If we can point to anything that changed Simon Peter and James it wss the resurrection. Stott says “the resurrection transformed Peter’s fear into courage and James’ doubt into faith.” All Jesus’ disciples went through a major alteration from timid and fearful into bold witnesses to what they had seen and heard, even to the point of dying in shame and poverty for their convictions.
Historian Kenneth Scott Latourette has said: “It was the conviction of the resurrection of Jesus which lifted his followers out of the despair into which His death had cast them and which led to the perpetuation of the movement begun by Him. But for their profound belief that the crucified had risen from the dead and that they had seen Him and talked with Him, the death of Jesus and even Jesus Himself would probably have been all but forgotten.”*
From these simple men who witnessed something miraculous we see the beginnings of the Christian faith. Some would point not only to the resurrection but also to the Holy Spirit that descended on the disciples; the Holy Spirit was unleashed and gave the disciples a deep conviction to spread the word and spiritual power to inspire nonbelievers. However the Holy Spirit came after Jesus had risen and ascended. Jesus said He had to leave for them to experience their Helper and true to His word, that very thing happened.
Stott writes “it was the resurrection that changed the Sabbath into Sunday and the Jewish remnant into the Christian church. It was the resurrection which changed Saul the Pharisee into Paul the Apostle, the fanatical persecutor into a preacher of the very faith he previously tried to destroy.” From the resurrection, Christianity exploded on the earth and a few billion people today claim to be Christians.
Some point to the day it all changed…resurrection day. Pastor Mark Driscoll writes “On the same day, in the same place, and in the same way, two other men died, one on Jesus’ left and one on His right. Despite the similarities, we do not know the names of these men, and billions of people do not worship them as God. Why? Because they remained dead and Jesus alone rose from death and ascended into heaven, leaving the Christian church in His wake.”
Some might scoff at this approach to proving the resurrection.

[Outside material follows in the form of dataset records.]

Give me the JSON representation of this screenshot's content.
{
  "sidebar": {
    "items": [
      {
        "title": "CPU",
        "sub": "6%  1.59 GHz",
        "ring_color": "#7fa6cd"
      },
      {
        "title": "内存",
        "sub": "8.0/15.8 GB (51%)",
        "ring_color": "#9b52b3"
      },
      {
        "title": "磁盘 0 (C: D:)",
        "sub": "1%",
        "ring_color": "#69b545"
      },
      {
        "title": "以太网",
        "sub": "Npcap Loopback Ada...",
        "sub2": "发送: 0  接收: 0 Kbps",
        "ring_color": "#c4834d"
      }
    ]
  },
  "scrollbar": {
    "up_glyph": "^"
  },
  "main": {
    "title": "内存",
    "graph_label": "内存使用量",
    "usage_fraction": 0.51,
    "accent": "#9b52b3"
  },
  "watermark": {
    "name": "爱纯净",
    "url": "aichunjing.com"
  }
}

It is all circumstantial. It is all based on observations of human behavior. This method of proving that Christ was resurrected is based on observing changed human behavior. Rather than denigrate such proof, I consider the power of this evidence. It is the same power that you feel when a true believer shares their testimony. I am reminded of that old Christian cliché that sometimes the only Bible a person will ever see is a true believer. We can watch them and learn by seeing how they conduct their life. They can inspire. Good people can cause us to change.
It certainly takes a lot to change a person.
But change can occur.
If only we could ask Simon Peter and James about what changed them. Let’s add doubting Thomas who finally believed but it took Jesus’ scars to convince.
After feeling the nail holes, he confessed his changed belief in the simple powerful words “My Lord and My God.”
*Latourette as quoted in Mark Driscoll’s website “Real Faith,” accessed on August 5, 2021.